- Regulatory Alignment: Turkey would need to harmonize its laws and regulations with EU standards, which can lead to improved product quality, consumer protection, and environmental standards.
- Foreign Policy Cooperation:
- Diplomatic Influence: As an EU member, Turkey would have a stronger voice in shaping EU foreign policy, contributing to regional and global stability.
- Energy Security: Turkey’s strategic location could enhance the EU’s energy security by serving as a transit route for energy pipelines and improving diversification of energy sources.
It’s worth noting that the benefits of EU membership would come with significant responsibilities, including the need to meet strict EU criteria, implement reforms, and adapt to EU laws and regulations. Additionally, public opinion within Turkey and among existing EU member states can significantly influence the progress of Turkey’s accession negotiations and its ultimate EU membership.
Why does Turkey want to join the EU
Turkey has expressed its desire to join the European Union (EU) for several reasons, which include political, economic, and strategic considerations. Here are some of the key motivations behind Turkey’s aspiration to become an EU member:
- Economic Benefits: Access to the EU’s single market, which is one of the largest and most prosperous in the world, is a major attraction for Turkey. Membership would allow Turkish businesses to trade more easily with EU member states and benefit from the removal of trade barriers, tariffs, and customs procedures. This could lead to increased exports, economic growth, and job creation.
- Economic Convergence: Turkey aims to improve its economic development and convergence with the more advanced EU member states. EU membership provides access to financial support and development funds that can help modernize infrastructure, improve living standards, and reduce regional disparities within Turkey.
- Political Stability and Democracy: The EU accession process encourages candidate countries to strengthen democratic institutions, uphold the rule of law, and protect human rights. Turkey’s desire to join the EU is often associated with a commitment to political reforms, which could contribute to greater political stability and democratization in the country.
- Enhanced International Influence: EU membership would give Turkey a stronger voice on the international stage and a role in shaping EU foreign policy. This can be particularly important in addressing regional and global challenges, such as security, migration, and climate change.
- Conflict Resolution: Joining the EU could provide a platform for resolving long-standing conflicts, such as the Cyprus dispute, through negotiations and diplomacy. EU membership would require Turkey to work toward peaceful solutions to outstanding issues with neighboring countries.

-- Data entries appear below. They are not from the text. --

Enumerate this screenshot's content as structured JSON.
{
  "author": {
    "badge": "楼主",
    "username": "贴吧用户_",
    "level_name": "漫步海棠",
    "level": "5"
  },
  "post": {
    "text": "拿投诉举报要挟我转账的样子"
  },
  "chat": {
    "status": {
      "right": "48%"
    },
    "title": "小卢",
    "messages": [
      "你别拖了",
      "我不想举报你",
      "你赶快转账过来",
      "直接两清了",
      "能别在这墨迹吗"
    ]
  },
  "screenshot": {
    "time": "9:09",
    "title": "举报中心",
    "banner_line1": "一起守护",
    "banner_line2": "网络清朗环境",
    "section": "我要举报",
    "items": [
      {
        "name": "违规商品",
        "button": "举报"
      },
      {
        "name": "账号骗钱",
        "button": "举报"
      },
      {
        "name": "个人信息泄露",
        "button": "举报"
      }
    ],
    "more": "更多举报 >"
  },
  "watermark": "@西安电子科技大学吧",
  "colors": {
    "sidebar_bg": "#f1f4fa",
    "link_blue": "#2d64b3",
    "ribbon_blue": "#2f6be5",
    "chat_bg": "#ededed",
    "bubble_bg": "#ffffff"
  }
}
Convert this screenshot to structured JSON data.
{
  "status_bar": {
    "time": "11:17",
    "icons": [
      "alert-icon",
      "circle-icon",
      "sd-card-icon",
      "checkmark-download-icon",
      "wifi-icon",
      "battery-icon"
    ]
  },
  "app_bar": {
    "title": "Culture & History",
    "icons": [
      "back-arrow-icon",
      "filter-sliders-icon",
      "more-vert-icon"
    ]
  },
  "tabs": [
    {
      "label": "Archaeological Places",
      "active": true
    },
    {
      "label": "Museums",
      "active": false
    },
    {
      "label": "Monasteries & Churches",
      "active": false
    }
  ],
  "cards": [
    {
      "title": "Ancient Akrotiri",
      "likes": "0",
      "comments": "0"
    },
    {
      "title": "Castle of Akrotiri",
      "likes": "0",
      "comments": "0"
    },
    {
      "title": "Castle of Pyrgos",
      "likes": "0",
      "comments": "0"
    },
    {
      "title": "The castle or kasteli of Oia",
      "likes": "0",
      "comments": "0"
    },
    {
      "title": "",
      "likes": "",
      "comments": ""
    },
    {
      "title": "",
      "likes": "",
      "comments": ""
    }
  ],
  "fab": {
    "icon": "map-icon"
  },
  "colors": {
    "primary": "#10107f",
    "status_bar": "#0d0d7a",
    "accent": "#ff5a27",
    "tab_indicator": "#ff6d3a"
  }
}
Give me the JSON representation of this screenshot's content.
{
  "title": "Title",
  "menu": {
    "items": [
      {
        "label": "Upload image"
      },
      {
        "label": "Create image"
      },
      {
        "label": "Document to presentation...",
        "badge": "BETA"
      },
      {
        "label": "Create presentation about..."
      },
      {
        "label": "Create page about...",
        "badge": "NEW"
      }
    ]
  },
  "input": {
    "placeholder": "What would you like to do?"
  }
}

- Cultural and Educational Exchange: EU membership facilitates cultural exchange, tourism, and educational opportunities. Turkish citizens could benefit from easier travel, study abroad programs, and greater exposure to different cultures.
- Security Cooperation: Closer ties with the EU can lead to enhanced security cooperation and collaboration in areas like counterterrorism, border security, and crisis management. Turkey’s NATO membership already demonstrates its commitment to transatlantic security.
- Strategic Location: Turkey’s geographic location at the crossroads of Europe and Asia makes it a strategically important country. It can serve as a bridge between the EU and regions like the Middle East, Central Asia, and the Caucasus, contributing to regional stability and energy security.
- Energy Transit: Turkey’s role as a transit country for energy pipelines, such as the Southern Gas Corridor, is of strategic importance to the EU. This enhances energy security and diversification of energy sources for both Turkey and the EU.
It’s important to note that the EU accession process is a complex and demanding one. Turkey has faced challenges and criticisms related to issues such as human rights, freedom of the press, and the independence of the judiciary. The pace and success of Turkey’s accession negotiations have been influenced by both internal and external factors, and progress has been slow. Public opinion in both Turkey and EU member states also plays a significant role in shaping the path toward EU membership.